India in next 25 years

Technology is changing faster than our anticipation. After the invention of silicon chips in 1961 by Jack Kilby and Robert Noyce the digital technology has seen exponential growth. Developed economies are moving at a greater pace with respect to application of new technologies whereas developing economies like India is taking a cautious approach towards the use of the new technologies. In India the use of advanced technologies in sectors like healthcare, agriculture and automobile is still in its infancy. However with the recent successful launch of Mangalyaan - a Mars Orbiter Mission India has proved its technological might to the world. In the coming decades India needs such major achievements so to strengthen the economy of the country and move forward to become a developed nation.  Below are some of the key technologies that India should concentrate on in the coming decades to put itself amongst the best in the world. 

1. Driverless Car

The concept of driverless car or autonomous car as it is called is not new. In early this century people thought driverless car to be part of science fiction. However today it has become a potential reality. The advanced technology and continuous research and development have made it possible to make driverless car. The Carnegie Mellon University Navigation Laboratory built a series of driverless cars, to test the concept and thereafter many successful experiments were conducted to test autonomous cars reliability. Today some of the mainstream car manufactures, consumer electronics and IT giants are in the foray of making driverless car a reality. Billions of dollars are spent every year in perfecting the driverless car prototype. 

In India millions of vehicles are sold every year and the prospect of ingenious driverless car is a great opportunity for the country to showcase it technology prowess to the world. Though the automated car is still a distant dream in India yet it would be a welcome addition to the India's conventional car market. India needs modern road infrastructure and improved traffic management system to make the plying of driverless car on Indian road a reality. There are some ethical questions that need to be addressed before manufacturing the driverless car. Some of these include who will be responsible when an autonomous car crashes? The owner of the car or the manufacturer who built the software? What will be its effect on job market? Is there any danger to environment? Could it be used for any anti-social activities?

However, keeping these things aside and looking at the brighter side the reality of driverless car may become reality on Indian road in the next twenty five years.

2. 3D Bio-Printed Organs

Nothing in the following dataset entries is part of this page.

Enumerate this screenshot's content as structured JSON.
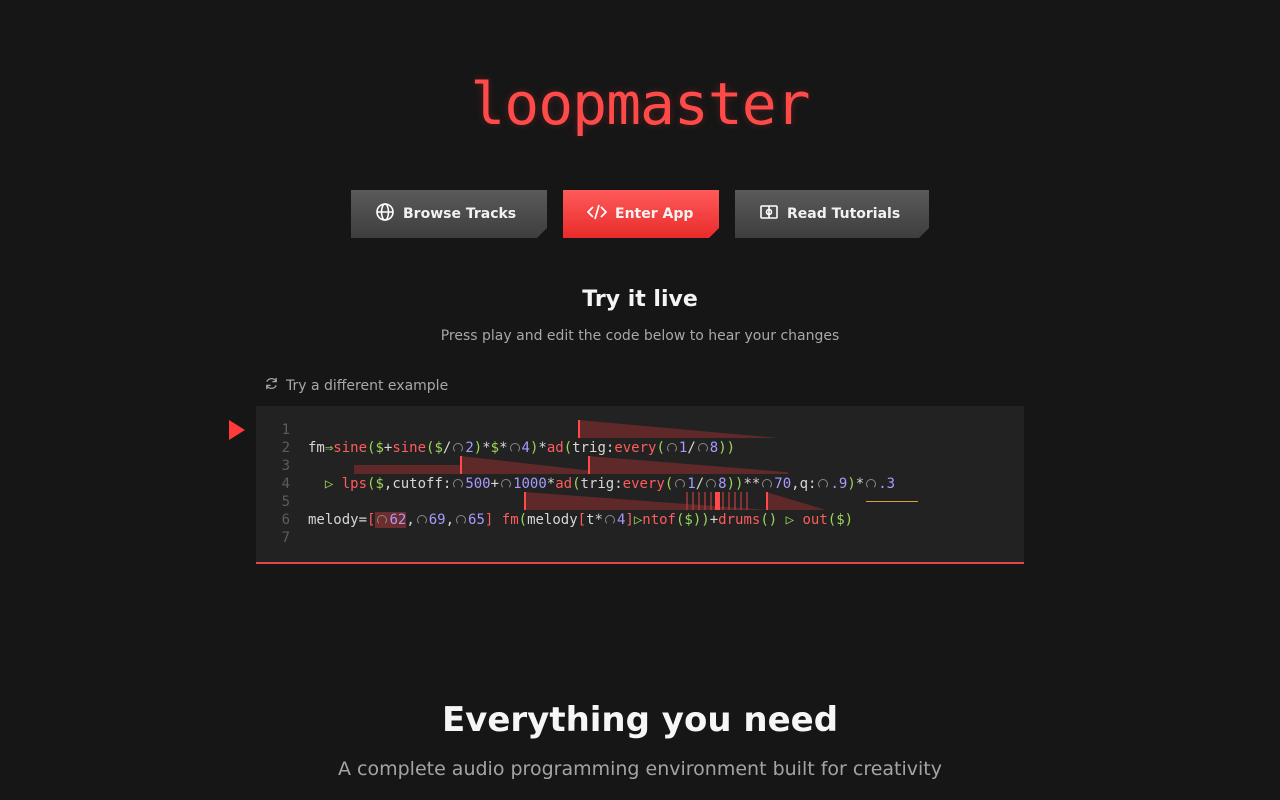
{
  "logo": "loopmaster",
  "buttons": {
    "browse": {
      "label": "Browse Tracks",
      "icon": "globe-icon"
    },
    "enter": {
      "label": "Enter App",
      "icon": "code-icon"
    },
    "tutorials": {
      "label": "Read Tutorials",
      "icon": "book-icon"
    }
  },
  "try_section": {
    "title": "Try it live",
    "subtitle": "Press play and edit the code below to hear your changes",
    "different_example": "Try a different example"
  },
  "editor": {
    "line_numbers": [
      "1",
      "2",
      "3",
      "4",
      "5",
      "6",
      "7"
    ]
  },
  "features": {
    "title": "Everything you need",
    "subtitle": "A complete audio programming environment built for creativity"
  },
  "colors": {
    "accent": "#ff4a4a",
    "background": "#161616",
    "editor_bg": "#222222"
  }
}
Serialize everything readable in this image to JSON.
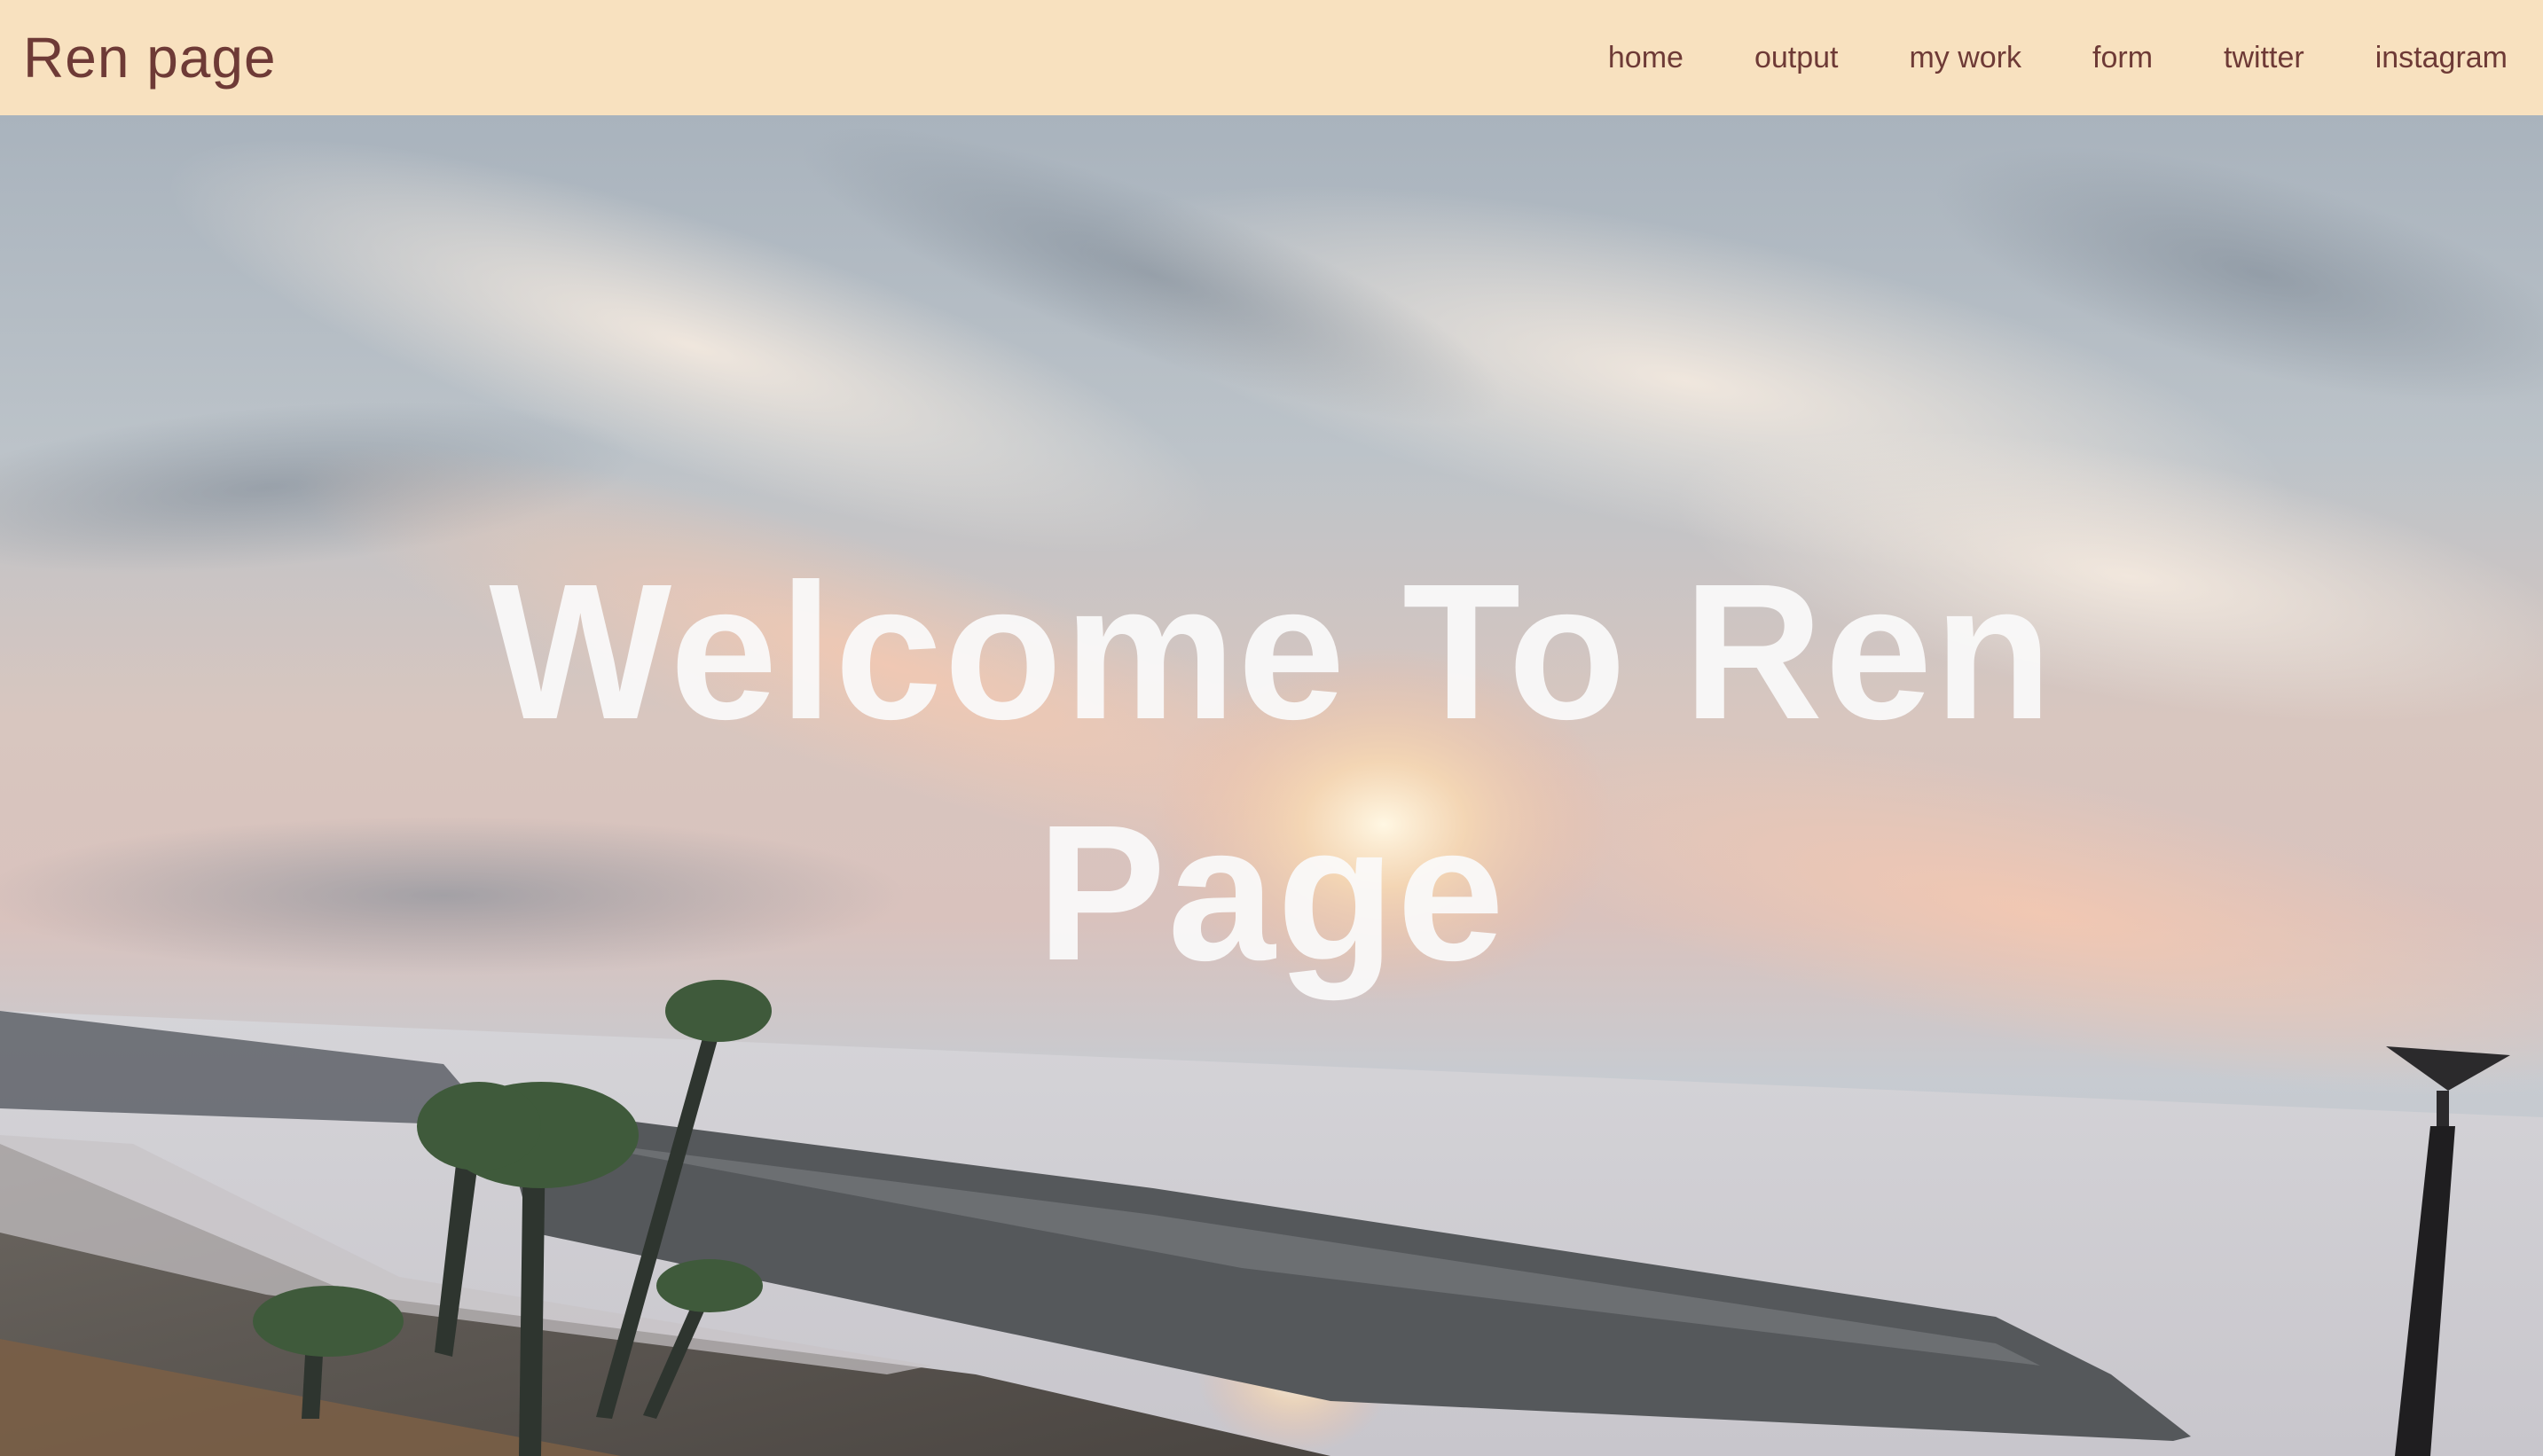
{
  "header": {
    "brand": "Ren page",
    "nav": [
      {
        "label": "home"
      },
      {
        "label": "output"
      },
      {
        "label": "my work"
      },
      {
        "label": "form"
      },
      {
        "label": "twitter"
      },
      {
        "label": "instagram"
      }
    ]
  },
  "hero": {
    "title_line1": "Welcome To Ren",
    "title_line2": "Page",
    "image_description": "",
    "colors": {
      "header_bg": "#f8e1bf",
      "header_text": "#6e3a36",
      "title_text": "#fafafa"
    }
  }
}
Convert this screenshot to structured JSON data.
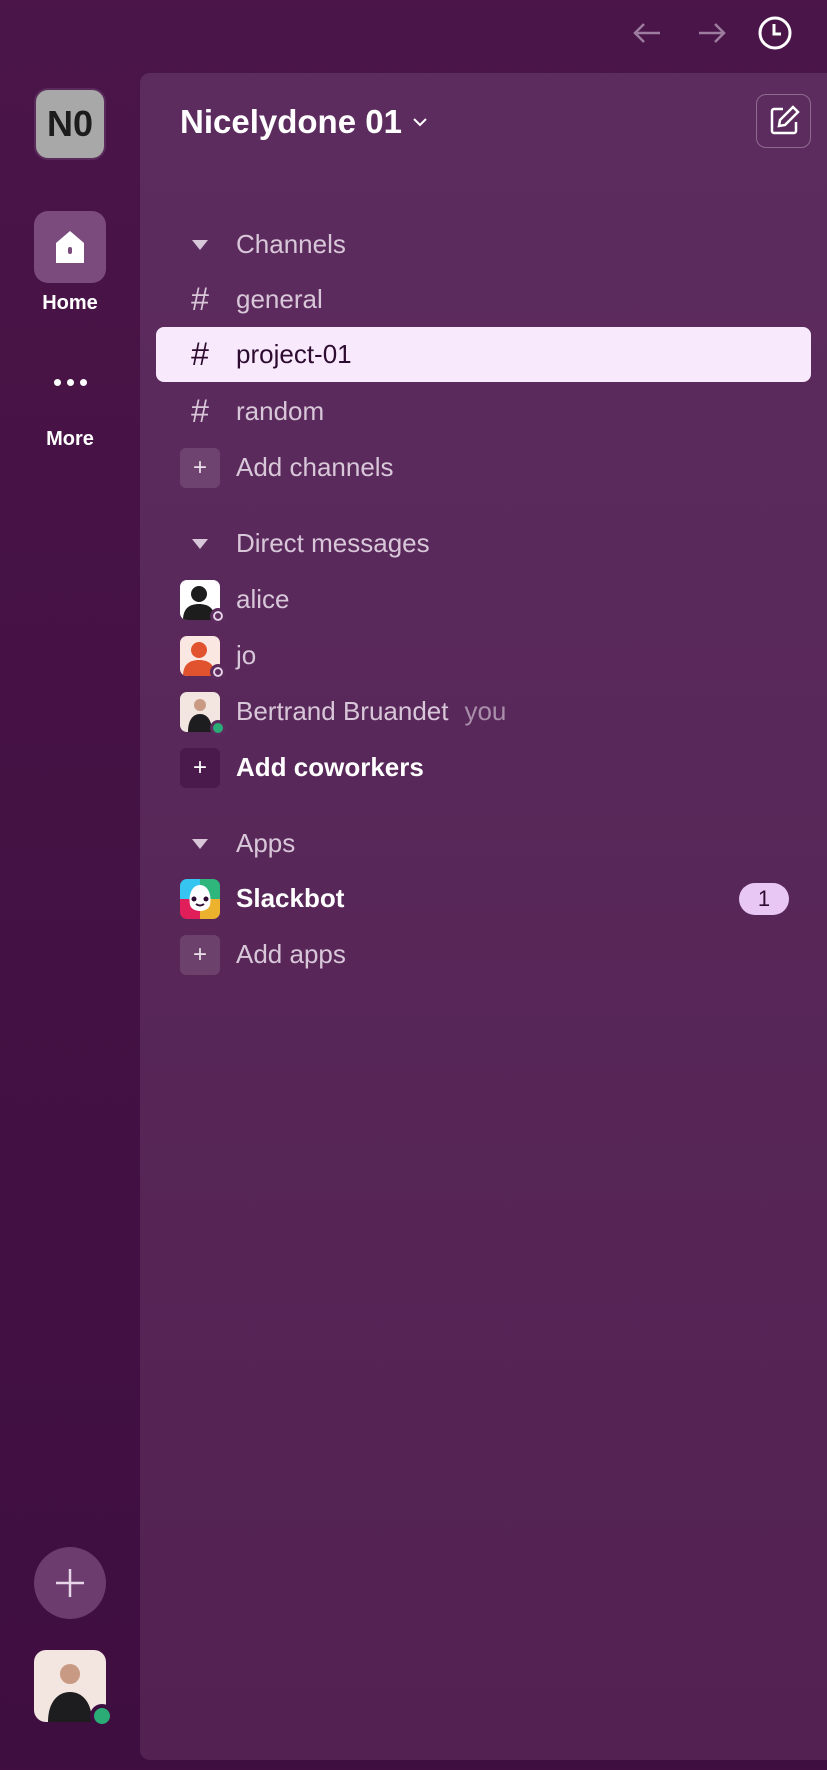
{
  "nav": {
    "back": "back-arrow-icon",
    "forward": "forward-arrow-icon",
    "history": "clock-icon"
  },
  "rail": {
    "workspace_initials": "N0",
    "home_label": "Home",
    "more_label": "More"
  },
  "workspace": {
    "name": "Nicelydone 01"
  },
  "channels": {
    "header": "Channels",
    "items": [
      {
        "name": "general"
      },
      {
        "name": "project-01",
        "selected": true
      },
      {
        "name": "random"
      }
    ],
    "add_label": "Add channels"
  },
  "dms": {
    "header": "Direct messages",
    "items": [
      {
        "name": "alice"
      },
      {
        "name": "jo"
      },
      {
        "name": "Bertrand Bruandet",
        "suffix": "you"
      }
    ],
    "add_label": "Add coworkers"
  },
  "apps": {
    "header": "Apps",
    "items": [
      {
        "name": "Slackbot",
        "badge": "1"
      }
    ],
    "add_label": "Add apps"
  },
  "colors": {
    "bg": "#4a1548",
    "panel": "#5d2c5f",
    "selected": "#f8eafc",
    "badge": "#e8c7f5",
    "online": "#2bac76"
  }
}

The need for organ transplant in India is growing exponentially. However, the demand outstrips the supply and it has caused many untimely deaths of people. According to donatelifeindia.org only 1 out of 30 people who need kidney receive one. It also states that 90% of the people die waiting for organ transplant. There are few reasons for this such as lack of clear policy for cavader donation and lack of awareness regarding organ donation. However, this issue can be tackle with the 3D bio-printing of organs. Today scientists are creating prosthetic hands and leg for people who have lost them to accident or illness.  With the rise of chronic lifestyle disease like cardiovascular disease and diabetes the problem for organ transplant has become more acute. To meet the demand for organ transplants scientist are creating vital human organs like kidney, heart and liver in the lab. Medical applications for 3D bio-printing are expanding rapidly and efforts are underway to bring it to masses. In India a Bengaluru-based biotech startup is developing artificial tissues which could be used for creating a body organ.  The 3D printed organ has both commercial as well as consumer uses. In the long run it is cost effective, organ can be personalized, and productivity can be ramped up as per the demand.  

In the coming decades printed organs will become a reality in the Indian healthcare sector. Apart from driving the economic growth this technology will save countless lives every year. 

3. Space Tourism

Russian cosmonaut Yuri Gagarin created history on 12 April 1961, when he became the first human to travel into outer-space. More than 50 years have passed since then and space travel has taken a different turn altogether. Today apart from conducting scientific experiments space travelling is also done for recreational purpose. This has opened a new sector known as space tourism. Dennis Tito the American multimillionaire became the first space tourist in the history of space travel. Though India is not known for space tourism but its recent success of Mangalyaan mission suggest that India has a potential to reduce overall cost of commercial space travel. Today more than fifty private companies worldwide are trying to establish its supremacy in the space tourism sector. In a report published by International Organization of Scientific Research (IOSR) Journal of Business and Management namely "The Possibility of Space tourism in India: Issues and Concerns" the author says India has a potential to generate a revenue of $4,975 million by 2025 through space tourism. Even though there is a demand for space tourism in India but some of the factors that will determine its success in future include strong legislation, cost appropriate space vehicles, public interest, environmental factors and entrepreneurial interest. 

The emergence of new sectors based on advanced technologies will help create job opportunities, improve the country economy and shape the future society. To move from a developing nation to a developed nation it is important for India to embrace new technology and use it for betterment of the society. It earns a global credibility for India as a country that promotes advanced technologies and generates opportunities.